Yesterday, a group of religious leaders spoke to the press about their new initiative to create a “circle of protection” around the poor and the vulnerable in the upcoming debates about the federal budget. They announced a new website to help recruit and organize religiously motivated voters to call on Congress not to balance the budget on the backs of the poor.
Bishop Stephen Blaire of Stockton, who chairs the USCCB Committee on Domestic Justice and Human Development was one of the religious leaders on the call. He said he and the USCCB were honored to be a part of this “unprecedented” gathering of religious leaders. “We are standing on behalf of the poor and vulnerable,” Bishop Blaire said. “We want to bring moral clarity to these (budgetary) issues.”

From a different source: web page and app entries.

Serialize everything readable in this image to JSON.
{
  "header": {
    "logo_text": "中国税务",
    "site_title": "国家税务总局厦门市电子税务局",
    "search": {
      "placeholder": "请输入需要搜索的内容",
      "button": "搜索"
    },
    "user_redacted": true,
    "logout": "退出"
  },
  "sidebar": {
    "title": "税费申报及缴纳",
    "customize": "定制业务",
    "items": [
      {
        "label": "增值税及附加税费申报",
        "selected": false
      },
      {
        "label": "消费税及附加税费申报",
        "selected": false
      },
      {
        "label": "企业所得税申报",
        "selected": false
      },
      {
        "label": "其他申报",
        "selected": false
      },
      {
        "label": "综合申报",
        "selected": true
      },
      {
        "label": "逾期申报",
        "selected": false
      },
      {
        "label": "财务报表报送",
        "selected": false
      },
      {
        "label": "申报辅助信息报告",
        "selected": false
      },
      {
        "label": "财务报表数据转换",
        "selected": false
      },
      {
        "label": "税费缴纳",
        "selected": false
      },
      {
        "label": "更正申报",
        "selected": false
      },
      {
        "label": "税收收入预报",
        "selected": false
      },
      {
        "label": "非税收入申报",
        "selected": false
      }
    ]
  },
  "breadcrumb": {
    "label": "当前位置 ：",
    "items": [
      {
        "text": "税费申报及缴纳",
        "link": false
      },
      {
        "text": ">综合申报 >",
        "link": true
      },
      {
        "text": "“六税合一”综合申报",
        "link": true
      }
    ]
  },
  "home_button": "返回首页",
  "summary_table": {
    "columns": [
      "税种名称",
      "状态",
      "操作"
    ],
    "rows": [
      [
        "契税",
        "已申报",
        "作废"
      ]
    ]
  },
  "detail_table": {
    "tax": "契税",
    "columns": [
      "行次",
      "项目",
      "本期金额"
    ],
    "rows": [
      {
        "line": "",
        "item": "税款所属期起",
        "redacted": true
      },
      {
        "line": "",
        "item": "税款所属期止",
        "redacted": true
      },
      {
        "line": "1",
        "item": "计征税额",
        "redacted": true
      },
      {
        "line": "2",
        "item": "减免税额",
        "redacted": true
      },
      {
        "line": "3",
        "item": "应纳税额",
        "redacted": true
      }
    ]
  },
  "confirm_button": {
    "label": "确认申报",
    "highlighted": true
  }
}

Bishop Blaire noted that the USCCB’s engagement in political issues is based on four traditional principles of Catholic social teaching. First, does a given program protect human life and dignity? Second, how do certain policies and programs affect the poor and the vulnerable? And, third, Bishop Blaire said that government and other social organizations have a responsibility to promote the common good.
At the Q&A, I noted that many of the leaders of the House ran as pro-life candidates, and that it seemed that many of the budget cuts did not protect or promote life. I asked Bishop Blaire if he and the USCCB were pointing this out in their lobbying on Capitol Hill and if they were meeting with any success? Bishop Blaire replied that, “It is distressing when you have persons who do not embrace the whole spectrum of concerns about human life and dignity.” This strikes me as a very even-handed, and accurate way, to describe the situation. I am distressed when I encounter a pro-choice Catholic offering some lam excuses for Roe though, come to think of it, there has not been a lot of agita in conservative catholic circles over these cuts to programs for the poor. At least some of us pro-life Democrats stand up. Are there no conservative Catholics Republicans to do the same?
Bishop Blaire also noted that the Pro-Life Secretariat at the USCCB and the Social Justice Committee’s Secretariat work together very well, “but that doesn’t always carry over to the political realm.” This was important for him to note because some conservatives have cast aspersions at the social justice staff’s commitment to life issues. It was obvious to me during the discussion about health care that there was not a sliver of difference within the USCCB staff and that it was nothing but partisan nastiness to suggest there was.
The Circle of Protection website lists several key principles that unite the religious leaders and they are worth repeating because they neatly encapsulate the Christian moral vision on the budgetary issues our nation faces at this time. After you read them, ask yourself which part does a better job defending these principles.
1.tThe nation needs to substantially reduce future deficits, but not at the expense of hungry and poor people.
2.tFunding focused on reducing poverty should not be cut. It should be made as effective as possible, but not cut.
3.tWe urge our leaders to protect and improve poverty-focused development and humanitarian assistance to promote a better, safer world.
4.tNational leaders must review and consider tax revenues, military spending, and entitlements in the search for ways to share sacrifice and cut deficits.
5.tA fundamental task is to create jobs and spur economic growth. Decent jobs at decent wages are the best path out of poverty, and restoring growth is a powerful way to reduce deficits.
6.tThe budget debate has a central moral dimension. Christians are asking how we protect "the least of these." "What would Jesus cut?" "How do we share sacrifice?" As believers, we turn to God with prayer and fasting, to ask for guidance as our nation makes decisions about our priorities as a people.
7.tGod continues to shower our nation and the world with blessings. As Christians, we are rooted in the love of God in Jesus Christ. Our task is to share these blessings with love and justice and with a special priority for those who are poor.
8.tBudgets are moral documents, and how we reduce future deficits are historic and defining moral choices. As Christian leaders, we urge Congress and the administration to give moral priority to programs that protect the life and dignity of poor and vulnerable people in these difficult times, our broken economy, and our wounded world. It is the vocation and obligation of the church to speak and act on behalf of those Jesus called "the least of these." This is our calling, and we will strive to be faithful in carrying out this mission.
The statement was signed by a variety of religious leaders from evangelical Christians to Catholic bishops to Jim Wallis of Sojourners.